While at P & G, Eckey's other research included fractionation of fatty acids by distillation, the preparation of monoglycerides, detergents, development of puff pastry shortenings, the stabilization of fats and oils and analytical method development. In 1946 Eckey published a method to ascertain the oxidative stability of fats and oils which was based on oxygen absorption and measurement via a manometer attached to a small flask holding the sample. The method was designed for testing a large number of samples and reducing the labor requirements for routine testing. The method reportedly had given satisfactory service over a period of years at P & G (Oil and Soap, 23, 38-40, 1946).
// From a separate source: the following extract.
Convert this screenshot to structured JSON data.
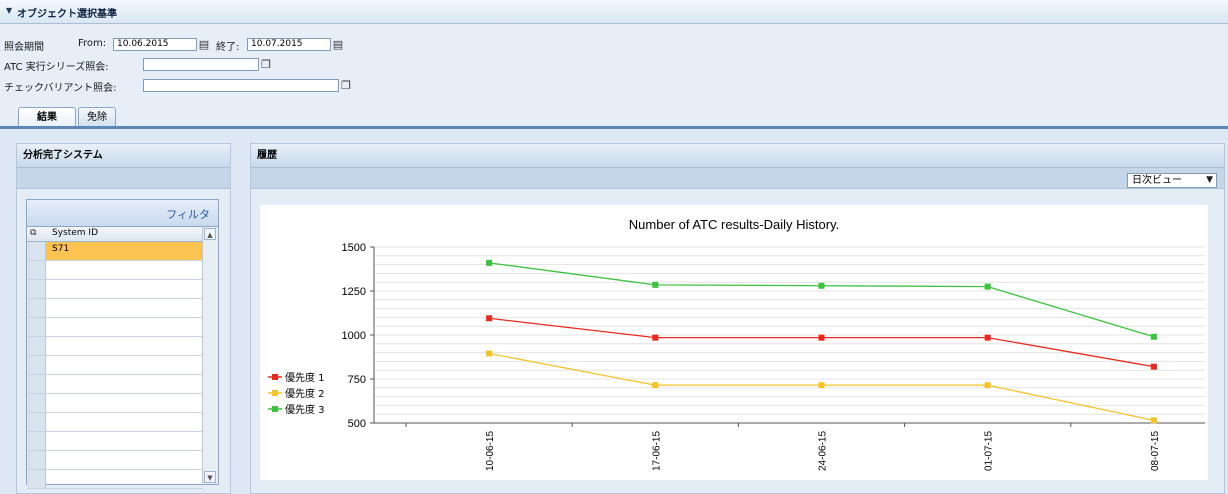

Eckey's last patent on fats and oils was filed 1961 and granted to Proctor and Gamble in 1963. Eckey (US 3 093 481) reported that small amounts of carbohydrates (sucrose esters of long chain fatty acids) added to plastic shortenings prior to the plasticizing step improved the consistency and keeping properties at elevated temperatures.
Although the precise date is unknown (circa 1957) Eckey left Proctor and Gamble and formed his own company (Eckey Laboratory, in Cincinnati, Ohio, 131 W Wayne St.) Cattells "Industrial Research Laboratories of the United States" 10th edition, 1956 does not list his company. However the 1960 edition lists EW Eckey Owner/Director along with two chemical engineers and a support employee. The company was described as developing processes for the chemical industry. The Eckey Laboratory was granted two US patents (US 3 171 600, 3 171 725, 1965) both of which described the spraying of liquids and gases. Little else is known about the Eckey laboratory and its accomplishments or when it ceased to exist. By 1962 Eckey was listed in the Cincinnati Directory as "Consulting Chemist" with the same address as his laboratory.
Two girls were born to the Eckeys. By the 1970s Eckey retired and both he and his wife were living in a retirement home. Eddy and Mary both passed away in 1989 at the ages of 86 and 84 respectively in Cincinnati, Ohio.
Proctor and Gamble employed a number of outstanding scientists during the 1940 -1970s including ES Lutton, George Holman, Oscar Quimby, A.S. Richardson and Louis Going, all of which made significant contributions to fats and oils technology. However, the discovery of directed interesterification and its applications will stand as a classic contribution to edible oil processing and is still cited in review articles and the patent literature.
Notes and Further Reading
Other pioneers in Interesterification/modification of lard include Karl Mattil, Frank Norris, (US 2 625 478-483) Robert Vander Wal and Christian Van Loon. Mattil and Norris were employed at Swift and held a number of patents on rearranged lard, leading to Swiftning shortening. Van der Wal (US 2 571 315) played a key role in bringing Armour's rearranged lard to commercialization. (see" Lard scores again", Lloyd Slater, Food Eng.100, 72-73 1953) Vander Wal also made significant contributions to glyceride structure in formulating the 1, 3 random-2 random theory (JAOCS 37, 595, 1960) C.W. Van Loon is credited with the discovery of random interesterification (Dutch Patent 16,703 1927, US 1 873 513, 1932).
Armour's rearranged lard was never a retail product but was sold to the baking industry and was known as "R" lard.
The author is indebted to Dr. Joseph Endres who began his career at Armour in the early 1960s and furnished information on R lard. The assistance of Dr. Edward Hunter is gratefully acknowledged. He was able to contact the library in Cincinnati for details of Eckey's latter years including the history of the Eckey Lab.